This web page provides information in on the activities of the Office, views of the IMF staff, and the relations between Malawi and the IMF. Additional information can be found on Malawi and IMF country page, including official IMF reports and Executive Board documents in English that deal with Malawi.
At a Glance
- Current IMF membership: 189 countries
- Malawi joined the Fund in July 19, 1965; Article VIII (December 7, 1995)
- Total Quotas: 69.40 Million (As of November 30, 2006)
- Outstanding Purchases and Loans:
ESF Arrangements SDR 34.70 million % of Quota 50.00
ECF Arrangements SDR 70.02 million % of Quota 100.89
- Last Article IV Consultation: The last Article IV Executive Board Consultation was on July 23, 2012. (Country Report No. 12/221 )
Remarks by Ms. Antoinette Sayeh Director, African Department of the International Monetary Fund The Brookings Institution–November 19, 2009
November 19, 2009
As the world struggles with the most serious financial turmoil of the post-war era, attention has focused on the advanced and emerging-market economies that are most immediately affected.

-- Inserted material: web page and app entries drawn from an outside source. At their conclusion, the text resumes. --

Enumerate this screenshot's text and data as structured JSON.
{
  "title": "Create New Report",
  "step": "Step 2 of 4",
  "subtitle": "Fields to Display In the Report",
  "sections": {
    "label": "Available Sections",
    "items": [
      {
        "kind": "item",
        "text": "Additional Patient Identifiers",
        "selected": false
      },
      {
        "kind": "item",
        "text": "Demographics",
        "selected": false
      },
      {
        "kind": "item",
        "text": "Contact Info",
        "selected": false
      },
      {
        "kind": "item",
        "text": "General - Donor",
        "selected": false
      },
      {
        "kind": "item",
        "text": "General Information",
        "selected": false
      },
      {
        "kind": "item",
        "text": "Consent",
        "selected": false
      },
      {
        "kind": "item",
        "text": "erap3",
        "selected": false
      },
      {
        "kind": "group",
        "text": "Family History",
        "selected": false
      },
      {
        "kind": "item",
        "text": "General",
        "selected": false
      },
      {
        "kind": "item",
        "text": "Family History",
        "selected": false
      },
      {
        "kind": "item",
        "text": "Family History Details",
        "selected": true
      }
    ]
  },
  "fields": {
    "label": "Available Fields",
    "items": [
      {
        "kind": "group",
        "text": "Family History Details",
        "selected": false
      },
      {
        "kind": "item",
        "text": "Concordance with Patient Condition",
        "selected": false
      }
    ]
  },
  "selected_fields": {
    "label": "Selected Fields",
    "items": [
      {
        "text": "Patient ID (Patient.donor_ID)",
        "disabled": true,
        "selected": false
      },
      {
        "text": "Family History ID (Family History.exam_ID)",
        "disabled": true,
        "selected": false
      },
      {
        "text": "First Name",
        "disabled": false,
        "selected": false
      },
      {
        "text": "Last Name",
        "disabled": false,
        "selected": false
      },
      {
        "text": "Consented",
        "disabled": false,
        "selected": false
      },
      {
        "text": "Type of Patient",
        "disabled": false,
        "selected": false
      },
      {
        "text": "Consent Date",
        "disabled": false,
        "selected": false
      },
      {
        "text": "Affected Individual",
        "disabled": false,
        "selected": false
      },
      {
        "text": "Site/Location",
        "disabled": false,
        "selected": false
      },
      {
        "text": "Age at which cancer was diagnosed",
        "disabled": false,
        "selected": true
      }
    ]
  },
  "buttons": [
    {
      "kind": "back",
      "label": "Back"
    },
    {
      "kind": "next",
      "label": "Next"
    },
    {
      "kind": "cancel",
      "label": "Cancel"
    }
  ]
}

But the impact on poor countries is far more severe.
February 10, 2009
"While the headlines have been dominated by the impact of the crisis on advanced economies and emerging markets, the crisis also poses a severe challenge for African countries, which the international community must not ignore," said IMF Deputy Managing Director Takatoshi Kato.
February 3, 2009
IMF's Work on Malawi
December 5, 2016
November 4, 2016
Author/Editor: Mr. Pokar D Khemani ; Mr. Benoit Wiest
Series: How-To Note No. 4
September 29, 2016
September 14, 2016
Author/Editor: Montfort Mlachila ; Ahmat Jidoud ; Monique Newiak ; Bozena Radzewicz-Bak ; Misa Takebe
Series: African Departmental Paper No.16/5
August 24, 2016
Author/Editor: Tetsuya Konuki ; Mauricio Villafuerte
Regional Economic Outlook for Sub-Saharan Africa
Economic growth in sub-Saharan Africa this year is set to drop to its lowest level in more than 20 years, reflecting the adverse external environment, and a lackluster policy response in many countries. However, the aggregate picture is one of multispeed growth: while most of non-resource-intensive countries—half of the countries in the region—continue to perform well, as they benefit from lower oil prices, an improved business environment, and continued strong infrastructure investment, most commodity exporters are under severe economic strains. This is particularly the case for oil exporters whose near-term prospects have worsened significantly in recent months. Sub-Saharan Africa remains a region of immense economic potential, but policy adjustment in the hardest-hit countries needs to be enacted promptly to allow for a growth rebound.
Departmental Papers on Africa
The Departmental African Paper Series covers research on Sub-Saharan Africa conducted by International Monetary Fund (IMF) staff, particularly on issues of broad regional or cross-country interest. The views expressed in these papers are those of the author(s) and do not necessarily represent the views of the IMF, its Executive Board, or IMF management.
IMF Opens Africa Training Institute in Mauritius
The International Monetary Fund (IMF) on June 26, 2014 opened the Africa Training Institute (ATI) in Ebene, Mauritius, adding an important regional center to a global network of centers helping to develop countries' policymaking capacity by transferring economic skills and best practices.